Growing up with three brothers can make a girl want her own home. So imagine one who starts babysitting at 14, saves her money and hides it from her brothers. She picks out the house she wants to buy, goes to college and starts a daycare. Renita "Mommy Gayle" Simril talks with Anacostia Unmapped contributor John Johnson about her childhood in Anacostia, a spooky experience in the famous Frederick Douglass Home nearby, and how she acquired the house of her dreams in the neighborhood.
History of the first inhabitants of Anacostia
Developers are all over Anacostia and things are moving fast. So when contributor Schyla Pondexter-Moore heard about a bus tour of developers driving through the streets, she gathered about a half dozen activists and they stopped the bus. Here she explains to John Johnson why she spearheaded the action.
Photo credit: Heather Khalifa/Scripps Howard Foundation Wire
In most D.C. neighborhoods, there’s a person you have to go see to get anything done, and to get in to see them, you usually need an introduction. In Anacostia that person is Teresa Howe-Jones. The 83-year-old troubleshoots overdue bills, tenant issues and other problems.

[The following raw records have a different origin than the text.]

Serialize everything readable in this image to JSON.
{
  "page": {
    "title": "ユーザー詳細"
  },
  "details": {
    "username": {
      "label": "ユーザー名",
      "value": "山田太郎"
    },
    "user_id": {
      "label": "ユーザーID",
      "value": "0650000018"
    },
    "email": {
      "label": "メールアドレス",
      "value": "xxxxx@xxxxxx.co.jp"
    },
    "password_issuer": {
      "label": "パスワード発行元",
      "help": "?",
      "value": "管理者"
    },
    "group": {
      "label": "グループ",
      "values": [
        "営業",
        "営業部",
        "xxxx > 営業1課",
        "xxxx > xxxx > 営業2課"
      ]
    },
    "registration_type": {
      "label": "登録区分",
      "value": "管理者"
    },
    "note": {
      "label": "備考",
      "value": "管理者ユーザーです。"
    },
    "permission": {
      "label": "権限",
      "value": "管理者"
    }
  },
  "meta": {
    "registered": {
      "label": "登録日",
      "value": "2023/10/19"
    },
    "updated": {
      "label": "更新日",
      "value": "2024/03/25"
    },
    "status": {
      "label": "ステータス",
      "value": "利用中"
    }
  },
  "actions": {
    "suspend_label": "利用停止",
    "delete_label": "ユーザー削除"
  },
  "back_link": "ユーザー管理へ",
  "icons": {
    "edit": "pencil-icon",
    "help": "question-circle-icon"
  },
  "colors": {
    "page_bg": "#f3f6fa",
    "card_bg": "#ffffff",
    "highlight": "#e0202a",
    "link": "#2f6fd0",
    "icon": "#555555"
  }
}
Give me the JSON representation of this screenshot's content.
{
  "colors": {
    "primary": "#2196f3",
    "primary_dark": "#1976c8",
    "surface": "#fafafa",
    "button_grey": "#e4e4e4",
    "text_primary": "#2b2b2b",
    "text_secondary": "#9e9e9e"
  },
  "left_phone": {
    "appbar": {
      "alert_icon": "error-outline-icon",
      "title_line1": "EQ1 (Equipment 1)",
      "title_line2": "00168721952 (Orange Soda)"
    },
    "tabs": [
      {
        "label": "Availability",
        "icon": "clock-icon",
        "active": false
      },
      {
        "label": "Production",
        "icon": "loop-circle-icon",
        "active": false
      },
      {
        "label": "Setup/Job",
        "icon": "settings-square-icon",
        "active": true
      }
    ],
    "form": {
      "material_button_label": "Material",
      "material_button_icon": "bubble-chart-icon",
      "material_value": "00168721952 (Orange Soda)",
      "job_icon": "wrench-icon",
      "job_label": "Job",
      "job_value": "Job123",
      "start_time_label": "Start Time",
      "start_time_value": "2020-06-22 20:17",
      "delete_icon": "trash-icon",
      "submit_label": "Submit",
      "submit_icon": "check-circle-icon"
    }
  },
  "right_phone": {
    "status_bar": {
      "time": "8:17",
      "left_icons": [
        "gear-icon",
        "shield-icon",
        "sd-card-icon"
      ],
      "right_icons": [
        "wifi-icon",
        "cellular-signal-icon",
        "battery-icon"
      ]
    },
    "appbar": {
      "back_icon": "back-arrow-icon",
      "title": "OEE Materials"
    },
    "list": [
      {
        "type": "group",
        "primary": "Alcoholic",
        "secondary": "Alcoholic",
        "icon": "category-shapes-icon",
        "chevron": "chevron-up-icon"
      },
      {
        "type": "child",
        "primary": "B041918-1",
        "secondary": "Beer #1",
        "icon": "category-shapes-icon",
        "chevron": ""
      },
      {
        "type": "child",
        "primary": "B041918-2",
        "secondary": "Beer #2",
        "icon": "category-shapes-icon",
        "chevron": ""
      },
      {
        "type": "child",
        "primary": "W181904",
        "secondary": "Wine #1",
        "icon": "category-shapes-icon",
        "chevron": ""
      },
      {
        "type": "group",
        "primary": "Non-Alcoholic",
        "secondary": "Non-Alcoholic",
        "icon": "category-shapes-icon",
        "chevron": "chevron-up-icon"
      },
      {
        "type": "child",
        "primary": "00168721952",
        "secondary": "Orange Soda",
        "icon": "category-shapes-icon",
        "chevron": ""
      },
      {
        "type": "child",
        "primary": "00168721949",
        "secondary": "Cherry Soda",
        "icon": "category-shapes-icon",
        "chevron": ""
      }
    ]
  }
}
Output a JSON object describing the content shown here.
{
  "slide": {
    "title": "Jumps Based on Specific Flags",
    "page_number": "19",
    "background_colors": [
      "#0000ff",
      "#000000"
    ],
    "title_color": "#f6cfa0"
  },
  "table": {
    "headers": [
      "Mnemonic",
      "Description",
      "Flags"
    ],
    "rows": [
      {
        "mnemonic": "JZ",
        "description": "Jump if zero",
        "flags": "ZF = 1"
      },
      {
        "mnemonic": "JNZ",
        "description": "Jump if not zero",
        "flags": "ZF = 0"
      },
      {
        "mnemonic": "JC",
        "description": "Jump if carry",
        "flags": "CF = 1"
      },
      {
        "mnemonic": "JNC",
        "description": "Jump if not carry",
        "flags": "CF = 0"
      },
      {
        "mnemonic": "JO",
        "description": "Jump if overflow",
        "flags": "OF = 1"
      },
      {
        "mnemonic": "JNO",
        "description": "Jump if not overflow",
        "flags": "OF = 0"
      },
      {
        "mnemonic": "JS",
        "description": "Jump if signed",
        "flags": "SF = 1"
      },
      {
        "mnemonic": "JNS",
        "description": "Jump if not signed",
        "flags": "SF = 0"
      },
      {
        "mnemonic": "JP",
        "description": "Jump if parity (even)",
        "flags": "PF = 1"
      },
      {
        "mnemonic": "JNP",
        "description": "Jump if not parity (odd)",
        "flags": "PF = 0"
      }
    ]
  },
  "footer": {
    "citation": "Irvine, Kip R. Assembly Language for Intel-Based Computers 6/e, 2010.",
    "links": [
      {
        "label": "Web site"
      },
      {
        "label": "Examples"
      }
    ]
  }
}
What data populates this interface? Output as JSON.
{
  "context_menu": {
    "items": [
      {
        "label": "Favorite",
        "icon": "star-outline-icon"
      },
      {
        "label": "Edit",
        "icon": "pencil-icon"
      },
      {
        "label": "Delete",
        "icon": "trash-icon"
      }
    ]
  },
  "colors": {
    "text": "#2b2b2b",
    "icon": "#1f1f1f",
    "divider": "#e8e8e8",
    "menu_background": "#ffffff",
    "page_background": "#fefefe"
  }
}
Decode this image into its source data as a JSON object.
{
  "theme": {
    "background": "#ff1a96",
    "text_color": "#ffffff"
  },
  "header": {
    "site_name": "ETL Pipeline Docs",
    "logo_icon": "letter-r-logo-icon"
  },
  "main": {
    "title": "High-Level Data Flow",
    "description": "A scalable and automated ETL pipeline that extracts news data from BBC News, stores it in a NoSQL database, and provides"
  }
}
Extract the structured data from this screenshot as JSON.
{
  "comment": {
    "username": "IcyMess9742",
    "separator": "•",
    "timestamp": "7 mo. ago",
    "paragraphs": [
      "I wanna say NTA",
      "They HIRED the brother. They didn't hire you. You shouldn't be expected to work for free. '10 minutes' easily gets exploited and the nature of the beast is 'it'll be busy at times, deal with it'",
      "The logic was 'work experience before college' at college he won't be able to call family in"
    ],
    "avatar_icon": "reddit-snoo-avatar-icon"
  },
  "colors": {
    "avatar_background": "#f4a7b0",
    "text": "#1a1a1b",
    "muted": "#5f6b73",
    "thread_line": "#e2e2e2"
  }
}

She has a 2,000-person phone list, and she knows how to use it. Anacostia Unmapped contributor Kymone Freeman invites her to his station, We Act Radio. Plus we hear poet Fred Joinerperform "Song for Anacostia."
There are bridges that connect Anacostia to the rest of D.C., but another way to cross the water is poetry. In this installment of Anacostia Unmapped, we go there in verse.
"DC" by John Johnson
My man DC would say stuff like
"Life is like a university with no walls"
"Now let's go get these drawers"
My man DC
My man DC just turned 21
Nic name was black jack
Finally got his GED
In High School
Wasn't fond of class or back pack
Skin was darker than burnt toast
IQ sharper than mos
He lived East of the River
Hangs out with his friends
VA and PG
They met over the internet
Playing "Call of Duty"
On plazma screen T.V
When DC was younger
He knew "What was going On"
He listen to Marvin Gaye
2015 legalized weed
And it perfectly fine now that Marvin's gay
DC use to sit and listen
Belly full of chocolate
Running down Good Hope
Hanging round Ainger
2015 finally got a sit down restaurant
Where I can eat breakfast
DC is serving more Vanna Whites and Less
DC fell in love with her Diamond like features
And the curves on her 8 wards
But like every relationship things get bumpy
Like roads before street cars
DC's girl would start beefing
DC would go vegan
He never called her female dog
Although deep down inside
He was redder than a Nats cap
His heart was broken like IPhone screens
But he played it like it was cool
Cooler than January and February
My man DC
Do you have a favorite poem about D.C. or a favorite poet who has written about the city? Email the producers of Anacostia Unmapped.
Original photograph by Brandon Gatling.
Elizabeth Berkeley and Sadie Thompson at a convention of former slaves in 1916 in D.C.
The whispers started and grew until the word "freedom" was loud in thousands of slaves' mouths. It was April 16, 1862. The president signed a paper, and 3,100 D.C. slaves were freed — Emancipation Day. Many African-Americans in this city see it as the start of a new life for their ancestors. But emancipation didn't immediately end the role of slave traders in the city. Anacostia Unmapped contributor John Johnson explains how a historic day also came with a "punch in the gut."
And also in this edition of Anacostia Unmapped, we hear the voice of Fountain Hughes — a slave in nearby Virginia who recorded an interview with the Library of Congress in 1949. It's of the few surviving audio interviews of ex-slaves.